When the Maroons went to Toronto, the Maple Leafs hosted a “Lionel Conacher Night” to celebrate the city’s native son. The Maroons did not figure into the playoff for the championship, but Conacher led the league in scoring with 107 points. His dominance in the league was such that his total nearly doubled his nearest rival, who finished with 56 points. In one game, against Toronto, he scored ten goals in a 17–12 victory. He chose not to return to lacrosse for the 1932 season, choosing instead to sign a contract to wrestle professionally during the hockey off-seasons.
When Conacher retired from professional hockey, he ran as a Liberal in the 1937 Ontario general election. He was elected as a Member of Provincial Parliament (MPP) representing the Toronto Bracondale electoral district in the Ontario Legislative Assembly, defeating the district’s incumbent, Conservative Arthur Russell Nesbitt. Bracondale had a colourful electoral past, and this election night was no different. The October 6 election was a very close race between Nesbitt and Conacher.
Conacher represented Bracondale from October 6, 1937 until June 30, 1943, when the Legislature was dissolved for the 1943 Ontario general election. He was challenged for the Liberal nomination in Bracondale by Toronto city alderman E. C. Bogart. Bogart won and then lost the seat to the Co-operative Commwealth’s Rae Luckock a few weeks later.
In the 1945 Canadian general election, Conacher represented the Liberal Party of Canada for a seat in the Canadian House of Commons, where he came second in Toronto’s Trinity electoral district, losing to the Progressive Conservative incumbent. He ran again in Trinity for the Liberals in the 1949 Canadian general election, and this time he was elected. He was re-elected for a final time in the 1953 election.
In the spring of 1954 Conacher was in Ottawa attending to his parliamentary duties when he was asked to play in the annual softball game between MPs and members of the parliamentary press gallery. On May 26, in the sixth inning, in his last at-bat-ever, he hit a long drive into left field, stretching a single into a triple, when he sprinted to third base.
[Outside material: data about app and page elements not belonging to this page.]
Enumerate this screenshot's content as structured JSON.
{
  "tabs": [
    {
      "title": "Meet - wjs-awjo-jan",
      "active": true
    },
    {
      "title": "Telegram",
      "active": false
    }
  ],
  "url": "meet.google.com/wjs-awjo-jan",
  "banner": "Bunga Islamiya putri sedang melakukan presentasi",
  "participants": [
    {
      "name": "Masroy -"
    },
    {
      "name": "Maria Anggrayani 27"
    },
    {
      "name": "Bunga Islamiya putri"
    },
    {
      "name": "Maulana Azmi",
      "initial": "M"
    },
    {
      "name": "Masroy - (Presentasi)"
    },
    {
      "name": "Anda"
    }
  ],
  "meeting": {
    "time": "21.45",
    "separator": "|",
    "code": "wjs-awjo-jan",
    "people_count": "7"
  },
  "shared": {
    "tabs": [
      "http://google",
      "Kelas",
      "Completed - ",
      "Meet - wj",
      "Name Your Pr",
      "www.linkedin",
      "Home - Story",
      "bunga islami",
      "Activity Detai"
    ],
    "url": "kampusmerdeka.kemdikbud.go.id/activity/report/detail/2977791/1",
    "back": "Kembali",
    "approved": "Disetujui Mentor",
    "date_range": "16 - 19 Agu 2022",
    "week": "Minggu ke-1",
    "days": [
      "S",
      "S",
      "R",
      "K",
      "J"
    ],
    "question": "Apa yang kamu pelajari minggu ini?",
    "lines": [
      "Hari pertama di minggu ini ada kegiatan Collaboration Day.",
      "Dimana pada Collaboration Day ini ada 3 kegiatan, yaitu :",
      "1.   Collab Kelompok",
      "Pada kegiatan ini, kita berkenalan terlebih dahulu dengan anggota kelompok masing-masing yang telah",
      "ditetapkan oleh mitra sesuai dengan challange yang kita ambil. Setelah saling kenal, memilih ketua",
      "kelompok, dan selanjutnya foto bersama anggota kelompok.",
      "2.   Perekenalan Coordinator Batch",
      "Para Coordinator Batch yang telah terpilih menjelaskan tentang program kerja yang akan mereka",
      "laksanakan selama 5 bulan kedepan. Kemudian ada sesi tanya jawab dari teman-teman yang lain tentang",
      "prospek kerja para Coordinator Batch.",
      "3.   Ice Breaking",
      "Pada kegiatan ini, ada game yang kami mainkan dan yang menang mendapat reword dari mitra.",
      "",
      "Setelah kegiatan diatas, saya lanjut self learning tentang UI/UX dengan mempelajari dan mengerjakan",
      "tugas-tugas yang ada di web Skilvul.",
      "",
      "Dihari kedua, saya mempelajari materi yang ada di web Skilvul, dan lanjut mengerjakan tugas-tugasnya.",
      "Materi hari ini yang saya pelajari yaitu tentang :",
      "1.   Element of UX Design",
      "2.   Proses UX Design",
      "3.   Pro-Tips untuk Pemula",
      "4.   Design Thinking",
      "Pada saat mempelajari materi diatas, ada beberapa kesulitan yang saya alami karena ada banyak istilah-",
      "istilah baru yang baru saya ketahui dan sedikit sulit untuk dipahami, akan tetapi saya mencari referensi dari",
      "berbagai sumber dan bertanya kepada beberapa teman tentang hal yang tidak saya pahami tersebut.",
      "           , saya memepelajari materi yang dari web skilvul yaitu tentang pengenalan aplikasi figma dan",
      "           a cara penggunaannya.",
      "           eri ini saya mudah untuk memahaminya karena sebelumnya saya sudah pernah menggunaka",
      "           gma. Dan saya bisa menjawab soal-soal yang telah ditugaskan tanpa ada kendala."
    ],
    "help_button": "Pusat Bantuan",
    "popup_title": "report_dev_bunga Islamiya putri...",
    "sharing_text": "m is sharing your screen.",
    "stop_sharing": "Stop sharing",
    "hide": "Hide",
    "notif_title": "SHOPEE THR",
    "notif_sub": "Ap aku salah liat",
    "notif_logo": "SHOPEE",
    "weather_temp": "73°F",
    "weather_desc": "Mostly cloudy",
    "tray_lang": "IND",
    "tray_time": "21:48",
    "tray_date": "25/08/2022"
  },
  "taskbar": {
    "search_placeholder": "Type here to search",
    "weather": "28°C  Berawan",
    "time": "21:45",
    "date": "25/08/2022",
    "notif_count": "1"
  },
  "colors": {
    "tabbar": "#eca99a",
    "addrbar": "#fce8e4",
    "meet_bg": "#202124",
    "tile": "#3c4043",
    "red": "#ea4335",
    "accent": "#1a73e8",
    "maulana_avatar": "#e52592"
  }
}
He stood, breathing heavily and then collapsed face-first from a coronary thrombosis.
One of the other MPs was a doctor who tried to assist him, but there was little that could be done for Conacher and within twenty minutes he was pronounced dead. The next day Conacher was supposed to attend his daughter’s graduation from the University of Toronto. A big funeral was held, and his brother Charlie flew in from England to be there. He was buried at St. Johns York Mills Anglican Church Cemetery in Toronto.
He was named Canada’s Greatest Male Athlete of the Half-Century (1950). In 1981 the Pro Football Researchers Association called Conacher “Canada’s Answer to Jim Thorpe”. He is a member of the Canadian Sports Hall of Fame (1955), the Canadian Football Hall of Fame (1963), the Canadian Lacrosse Hall of Fame (1966), and Hockey Hall of Fame (1994). The award for the Canadian Press Canadian male athlete of the year is called the Lionel Conacher Award.
Conacher’s younger brothers, Charlie Conacher, and Roy Conacher, were also Hall of Fame hockey players. His namesake, Lionel Jr., was a first round draft pick in 1960 and played a season with the Montreal Alouettes of the Canadian Football League. His son Brian Conacher represented Canada at the 1964 Winter Olympics and played for the Toronto Maple Leafs of the National Hockey League, winning a Stanley Cup with them in 1966–67 NHL season. Pete Conacher, Lionel’s nephew and the son of Charlie, also played in the NHL. Current NHL player Cory Conacher is also a distant relative of Lionel’s.